Additional recommended knowledge
According to the Bohr model of the atom, electrons exist in quantized energy levels surrounding the atom's nucleus. These energy levels are described by the principal quantum number n = 1, 2, 3, ... . Electrons may only exist in these states, and may only transition between these states.
The set of transitions from n ≥ 3 to n = 2 are called the Balmer series and are named sequentially by Greek letters:
For the Lyman series the naming convention is:

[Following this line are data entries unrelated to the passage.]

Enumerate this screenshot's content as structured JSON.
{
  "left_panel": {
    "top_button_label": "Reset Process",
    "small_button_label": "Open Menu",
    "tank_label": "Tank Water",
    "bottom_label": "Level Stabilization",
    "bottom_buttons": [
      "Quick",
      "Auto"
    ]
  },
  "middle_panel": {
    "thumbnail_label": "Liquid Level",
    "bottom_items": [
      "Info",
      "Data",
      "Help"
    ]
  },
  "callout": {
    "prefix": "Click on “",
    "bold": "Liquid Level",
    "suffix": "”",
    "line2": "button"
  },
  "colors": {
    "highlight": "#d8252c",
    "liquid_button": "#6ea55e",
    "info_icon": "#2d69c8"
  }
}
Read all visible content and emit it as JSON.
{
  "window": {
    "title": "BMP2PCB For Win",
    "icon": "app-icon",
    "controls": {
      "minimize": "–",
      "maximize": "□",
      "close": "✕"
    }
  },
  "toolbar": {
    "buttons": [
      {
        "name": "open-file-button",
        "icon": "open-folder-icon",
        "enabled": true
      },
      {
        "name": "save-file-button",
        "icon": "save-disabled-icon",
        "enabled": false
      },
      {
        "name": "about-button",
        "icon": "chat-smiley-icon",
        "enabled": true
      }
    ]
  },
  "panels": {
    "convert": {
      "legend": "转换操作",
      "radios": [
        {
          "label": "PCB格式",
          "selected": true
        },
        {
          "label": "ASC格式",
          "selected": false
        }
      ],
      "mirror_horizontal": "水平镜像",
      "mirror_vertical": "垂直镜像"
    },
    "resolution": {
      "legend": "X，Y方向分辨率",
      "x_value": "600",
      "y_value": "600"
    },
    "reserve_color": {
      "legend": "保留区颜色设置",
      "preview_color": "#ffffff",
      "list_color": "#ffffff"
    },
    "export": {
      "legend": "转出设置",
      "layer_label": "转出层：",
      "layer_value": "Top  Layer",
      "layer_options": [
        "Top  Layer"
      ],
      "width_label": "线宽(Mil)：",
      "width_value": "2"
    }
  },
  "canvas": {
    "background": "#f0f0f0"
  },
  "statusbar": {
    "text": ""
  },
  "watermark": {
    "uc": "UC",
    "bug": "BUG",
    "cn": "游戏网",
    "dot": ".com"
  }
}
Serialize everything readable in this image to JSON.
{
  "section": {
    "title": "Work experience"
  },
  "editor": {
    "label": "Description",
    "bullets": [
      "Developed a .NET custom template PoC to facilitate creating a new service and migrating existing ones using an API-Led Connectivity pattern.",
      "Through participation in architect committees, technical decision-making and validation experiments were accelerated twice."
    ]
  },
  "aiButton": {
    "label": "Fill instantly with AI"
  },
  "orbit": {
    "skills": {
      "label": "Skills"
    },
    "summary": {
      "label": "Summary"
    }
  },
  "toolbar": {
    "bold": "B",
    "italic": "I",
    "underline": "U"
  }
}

H-alpha has a wavelength of 656.281 nanometers, is visible in the red part of the electromagnetic spectrum, and is the easiest way for astronomers to trace the ionized hydrogen content of gas clouds. Since it takes nearly as much energy to excite the hydrogen atom's electron from n = 1 to n = 3 as it does to ionize the hydrogen atom, the probability of the electron being excited to n = 3 without being removed from the atom is very small. Instead, after being ionized, the electron and proton recombine to form a new hydrogen atom. In the new atom, the electron may begin in any energy level, and subsequently cascades to the ground state (n = 1), emitting photons with each transition. Approximately half the time, this cascade will include the n = 3 to n = 2 transition and the atom will emit H-alpha light. Therefore, the H-alpha line occurs where hydrogen is being ionized.
The H-alpha line saturates (self-absorbs) relatively easily due to the fact that hydrogen is the primary component of nebulae, so while it can indicate the shape and extent of the cloud, it cannot be used to accurately determine the cloud's mass. Instead, molecules such as carbon dioxide, carbon monoxide, formaldehyde, ammonia, or methyl cyanide are typically used to determine the mass of a cloud.
A hydrogen-alpha filter is an optical filter designed to transmit a narrow bandwidth of light generally centered on the H-alpha wavelength. They are characterized by a bandpass width that measures the width of the wavelength band that is transmitted. These filters are manufactured by multiple (~50) layers of vacuum-deposited layers. These layers are selected to produce interference effects that filter out any wavelengths except at the requiste band.
Categories: Atomic physics | Hydrogen physics
|This article is licensed under the GNU Free Documentation License. It uses material from the Wikipedia article "H-alpha". A list of authors is available in Wikipedia.|